_RECORDS PROVIDED_
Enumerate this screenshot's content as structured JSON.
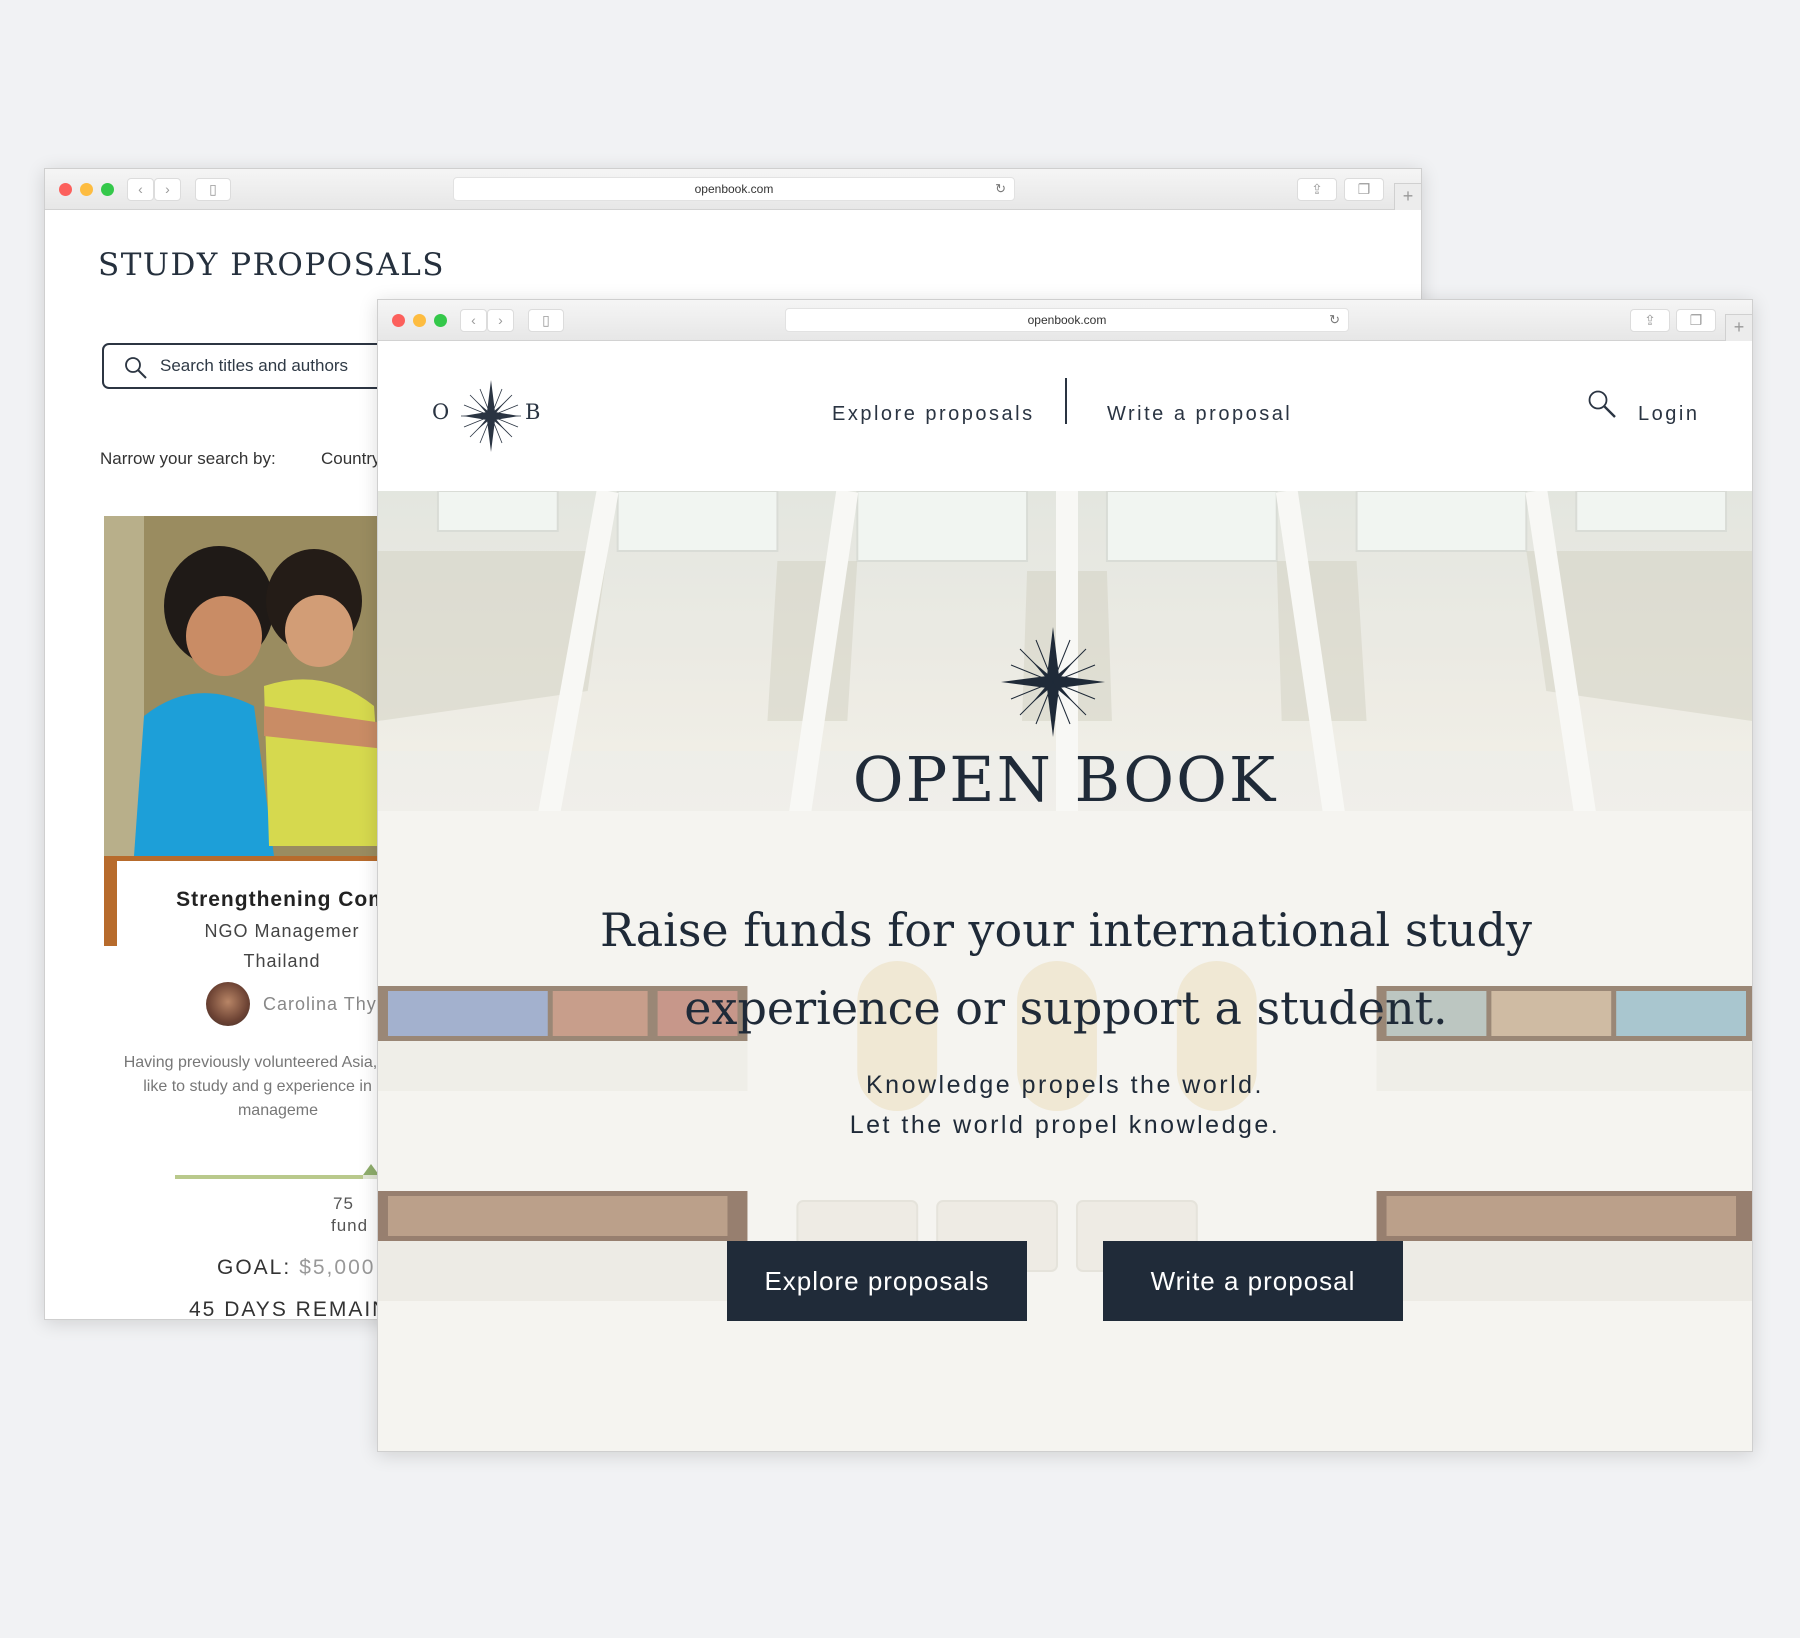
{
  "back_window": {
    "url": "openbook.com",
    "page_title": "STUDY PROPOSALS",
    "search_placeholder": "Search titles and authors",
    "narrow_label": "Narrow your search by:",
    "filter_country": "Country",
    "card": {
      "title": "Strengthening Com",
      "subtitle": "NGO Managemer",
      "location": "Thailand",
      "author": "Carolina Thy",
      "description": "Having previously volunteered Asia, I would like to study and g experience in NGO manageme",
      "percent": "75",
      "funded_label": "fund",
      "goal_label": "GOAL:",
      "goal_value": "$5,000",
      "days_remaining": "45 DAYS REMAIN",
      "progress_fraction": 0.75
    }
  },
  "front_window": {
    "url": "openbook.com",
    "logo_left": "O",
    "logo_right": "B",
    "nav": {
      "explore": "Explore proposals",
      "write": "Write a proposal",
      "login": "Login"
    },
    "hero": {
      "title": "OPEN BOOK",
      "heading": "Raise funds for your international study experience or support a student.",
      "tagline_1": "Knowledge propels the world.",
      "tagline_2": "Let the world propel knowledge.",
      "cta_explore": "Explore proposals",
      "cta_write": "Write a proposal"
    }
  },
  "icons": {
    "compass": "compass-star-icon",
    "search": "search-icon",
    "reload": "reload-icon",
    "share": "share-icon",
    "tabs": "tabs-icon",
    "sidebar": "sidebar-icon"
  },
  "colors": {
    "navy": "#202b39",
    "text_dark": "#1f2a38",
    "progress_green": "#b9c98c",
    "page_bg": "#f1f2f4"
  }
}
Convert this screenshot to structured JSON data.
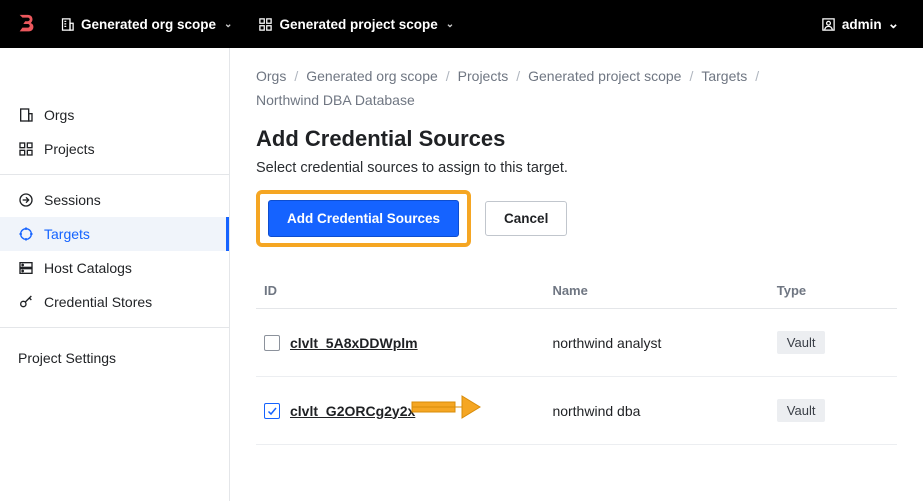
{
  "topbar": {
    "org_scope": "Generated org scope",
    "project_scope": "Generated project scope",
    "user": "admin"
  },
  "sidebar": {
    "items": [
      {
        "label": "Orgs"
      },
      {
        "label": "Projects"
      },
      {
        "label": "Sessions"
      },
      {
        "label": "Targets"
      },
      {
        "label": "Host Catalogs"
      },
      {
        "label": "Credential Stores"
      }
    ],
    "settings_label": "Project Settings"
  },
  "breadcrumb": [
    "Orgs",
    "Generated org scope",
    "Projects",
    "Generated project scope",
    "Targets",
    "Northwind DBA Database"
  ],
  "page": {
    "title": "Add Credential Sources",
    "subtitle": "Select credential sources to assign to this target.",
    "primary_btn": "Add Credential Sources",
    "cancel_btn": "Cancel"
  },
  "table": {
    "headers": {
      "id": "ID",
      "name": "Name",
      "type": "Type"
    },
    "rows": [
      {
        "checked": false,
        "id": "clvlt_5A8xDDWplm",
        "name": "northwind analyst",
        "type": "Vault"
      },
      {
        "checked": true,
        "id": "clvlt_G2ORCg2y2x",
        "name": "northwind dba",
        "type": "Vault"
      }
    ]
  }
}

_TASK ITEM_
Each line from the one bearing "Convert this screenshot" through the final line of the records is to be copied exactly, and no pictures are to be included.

_ANSWER SPACE_
Convert this screenshot to structured JSON data.
{
  "topbar": {
    "org_scope": "Generated org scope",
    "project_scope": "Generated project scope",
    "user": "admin"
  },
  "sidebar": {
    "items": [
      {
        "label": "Orgs"
      },
      {
        "label": "Projects"
      },
      {
        "label": "Sessions"
      },
      {
        "label": "Targets"
      },
      {
        "label": "Host Catalogs"
      },
      {
        "label": "Credential Stores"
      }
    ],
    "settings_label": "Project Settings"
  },
  "breadcrumb": [
    "Orgs",
    "Generated org scope",
    "Projects",
    "Generated project scope",
    "Targets",
    "Northwind DBA Database"
  ],
  "page": {
    "title": "Add Credential Sources",
    "subtitle": "Select credential sources to assign to this target.",
    "primary_btn": "Add Credential Sources",
    "cancel_btn": "Cancel"
  },
  "table": {
    "headers": {
      "id": "ID",
      "name": "Name",
      "type": "Type"
    },
    "rows": [
      {
        "checked": false,
        "id": "clvlt_5A8xDDWplm",
        "name": "northwind analyst",
        "type": "Vault"
      },
      {
        "checked": true,
        "id": "clvlt_G2ORCg2y2x",
        "name": "northwind dba",
        "type": "Vault"
      }
    ]
  }
}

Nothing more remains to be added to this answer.